▶ _Work task_: Set the entries down once more, exactly as they are worded.
--- Provided entries Enclosed Below ---
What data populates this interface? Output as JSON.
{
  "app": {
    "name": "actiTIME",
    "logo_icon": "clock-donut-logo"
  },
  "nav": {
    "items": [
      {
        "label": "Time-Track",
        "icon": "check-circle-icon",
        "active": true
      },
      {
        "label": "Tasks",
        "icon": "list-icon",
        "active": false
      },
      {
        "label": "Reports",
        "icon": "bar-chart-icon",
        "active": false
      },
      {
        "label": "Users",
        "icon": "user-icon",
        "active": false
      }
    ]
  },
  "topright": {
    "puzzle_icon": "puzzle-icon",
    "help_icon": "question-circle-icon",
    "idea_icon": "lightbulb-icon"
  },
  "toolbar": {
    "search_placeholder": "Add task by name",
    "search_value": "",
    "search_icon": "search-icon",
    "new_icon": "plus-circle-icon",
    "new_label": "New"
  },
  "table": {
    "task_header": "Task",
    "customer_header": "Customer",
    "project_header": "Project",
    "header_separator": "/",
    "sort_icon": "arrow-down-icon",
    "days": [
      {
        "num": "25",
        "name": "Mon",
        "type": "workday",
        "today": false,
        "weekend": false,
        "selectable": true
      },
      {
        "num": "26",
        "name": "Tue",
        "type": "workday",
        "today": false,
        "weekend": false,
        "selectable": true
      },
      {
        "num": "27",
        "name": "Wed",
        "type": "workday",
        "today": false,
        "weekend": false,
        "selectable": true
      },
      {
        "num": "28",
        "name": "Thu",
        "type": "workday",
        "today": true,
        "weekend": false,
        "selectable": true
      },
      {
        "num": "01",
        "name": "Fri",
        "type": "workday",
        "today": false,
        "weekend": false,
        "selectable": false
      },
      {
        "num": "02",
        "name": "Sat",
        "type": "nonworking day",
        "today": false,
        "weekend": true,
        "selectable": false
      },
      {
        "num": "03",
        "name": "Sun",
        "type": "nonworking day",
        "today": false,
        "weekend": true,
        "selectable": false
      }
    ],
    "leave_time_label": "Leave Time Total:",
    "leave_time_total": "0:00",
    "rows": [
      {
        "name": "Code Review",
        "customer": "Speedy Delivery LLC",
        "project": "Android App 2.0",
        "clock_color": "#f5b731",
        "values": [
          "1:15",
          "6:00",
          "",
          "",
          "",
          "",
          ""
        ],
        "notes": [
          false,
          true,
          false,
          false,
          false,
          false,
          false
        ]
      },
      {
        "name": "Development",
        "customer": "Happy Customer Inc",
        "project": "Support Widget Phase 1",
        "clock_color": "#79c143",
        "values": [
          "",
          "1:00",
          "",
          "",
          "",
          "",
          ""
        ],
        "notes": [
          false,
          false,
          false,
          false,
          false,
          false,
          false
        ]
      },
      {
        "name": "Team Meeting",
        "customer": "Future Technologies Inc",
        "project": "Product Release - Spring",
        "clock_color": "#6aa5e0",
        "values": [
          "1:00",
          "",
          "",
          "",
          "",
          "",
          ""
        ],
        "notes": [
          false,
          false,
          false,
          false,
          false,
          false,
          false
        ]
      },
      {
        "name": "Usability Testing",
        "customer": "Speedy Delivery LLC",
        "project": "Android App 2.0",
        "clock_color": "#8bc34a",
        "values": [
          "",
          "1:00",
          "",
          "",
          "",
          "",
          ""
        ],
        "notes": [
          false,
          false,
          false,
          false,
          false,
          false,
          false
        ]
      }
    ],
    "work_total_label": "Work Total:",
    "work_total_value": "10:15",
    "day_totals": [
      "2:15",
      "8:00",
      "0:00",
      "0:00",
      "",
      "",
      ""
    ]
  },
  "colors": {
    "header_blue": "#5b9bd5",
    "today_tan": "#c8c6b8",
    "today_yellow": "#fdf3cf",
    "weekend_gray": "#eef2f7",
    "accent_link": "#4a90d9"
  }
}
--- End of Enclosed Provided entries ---
▶ _Answer to this problem_:
What data populates this interface? Output as JSON.
{
  "app": {
    "name": "actiTIME",
    "logo_icon": "clock-donut-logo"
  },
  "nav": {
    "items": [
      {
        "label": "Time-Track",
        "icon": "check-circle-icon",
        "active": true
      },
      {
        "label": "Tasks",
        "icon": "list-icon",
        "active": false
      },
      {
        "label": "Reports",
        "icon": "bar-chart-icon",
        "active": false
      },
      {
        "label": "Users",
        "icon": "user-icon",
        "active": false
      }
    ]
  },
  "topright": {
    "puzzle_icon": "puzzle-icon",
    "help_icon": "question-circle-icon",
    "idea_icon": "lightbulb-icon"
  },
  "toolbar": {
    "search_placeholder": "Add task by name",
    "search_value": "",
    "search_icon": "search-icon",
    "new_icon": "plus-circle-icon",
    "new_label": "New"
  },
  "table": {
    "task_header": "Task",
    "customer_header": "Customer",
    "project_header": "Project",
    "header_separator": "/",
    "sort_icon": "arrow-down-icon",
    "days": [
      {
        "num": "25",
        "name": "Mon",
        "type": "workday",
        "today": false,
        "weekend": false,
        "selectable": true
      },
      {
        "num": "26",
        "name": "Tue",
        "type": "workday",
        "today": false,
        "weekend": false,
        "selectable": true
      },
      {
        "num": "27",
        "name": "Wed",
        "type": "workday",
        "today": false,
        "weekend": false,
        "selectable": true
      },
      {
        "num": "28",
        "name": "Thu",
        "type": "workday",
        "today": true,
        "weekend": false,
        "selectable": true
      },
      {
        "num": "01",
        "name": "Fri",
        "type": "workday",
        "today": false,
        "weekend": false,
        "selectable": false
      },
      {
        "num": "02",
        "name": "Sat",
        "type": "nonworking day",
        "today": false,
        "weekend": true,
        "selectable": false
      },
      {
        "num": "03",
        "name": "Sun",
        "type": "nonworking day",
        "today": false,
        "weekend": true,
        "selectable": false
      }
    ],
    "leave_time_label": "Leave Time Total:",
    "leave_time_total": "0:00",
    "rows": [
      {
        "name": "Code Review",
        "customer": "Speedy Delivery LLC",
        "project": "Android App 2.0",
        "clock_color": "#f5b731",
        "values": [
          "1:15",
          "6:00",
          "",
          "",
          "",
          "",
          ""
        ],
        "notes": [
          false,
          true,
          false,
          false,
          false,
          false,
          false
        ]
      },
      {
        "name": "Development",
        "customer": "Happy Customer Inc",
        "project": "Support Widget Phase 1",
        "clock_color": "#79c143",
        "values": [
          "",
          "1:00",
          "",
          "",
          "",
          "",
          ""
        ],
        "notes": [
          false,
          false,
          false,
          false,
          false,
          false,
          false
        ]
      },
      {
        "name": "Team Meeting",
        "customer": "Future Technologies Inc",
        "project": "Product Release - Spring",
        "clock_color": "#6aa5e0",
        "values": [
          "1:00",
          "",
          "",
          "",
          "",
          "",
          ""
        ],
        "notes": [
          false,
          false,
          false,
          false,
          false,
          false,
          false
        ]
      },
      {
        "name": "Usability Testing",
        "customer": "Speedy Delivery LLC",
        "project": "Android App 2.0",
        "clock_color": "#8bc34a",
        "values": [
          "",
          "1:00",
          "",
          "",
          "",
          "",
          ""
        ],
        "notes": [
          false,
          false,
          false,
          false,
          false,
          false,
          false
        ]
      }
    ],
    "work_total_label": "Work Total:",
    "work_total_value": "10:15",
    "day_totals": [
      "2:15",
      "8:00",
      "0:00",
      "0:00",
      "",
      "",
      ""
    ]
  },
  "colors": {
    "header_blue": "#5b9bd5",
    "today_tan": "#c8c6b8",
    "today_yellow": "#fdf3cf",
    "weekend_gray": "#eef2f7",
    "accent_link": "#4a90d9"
  }
}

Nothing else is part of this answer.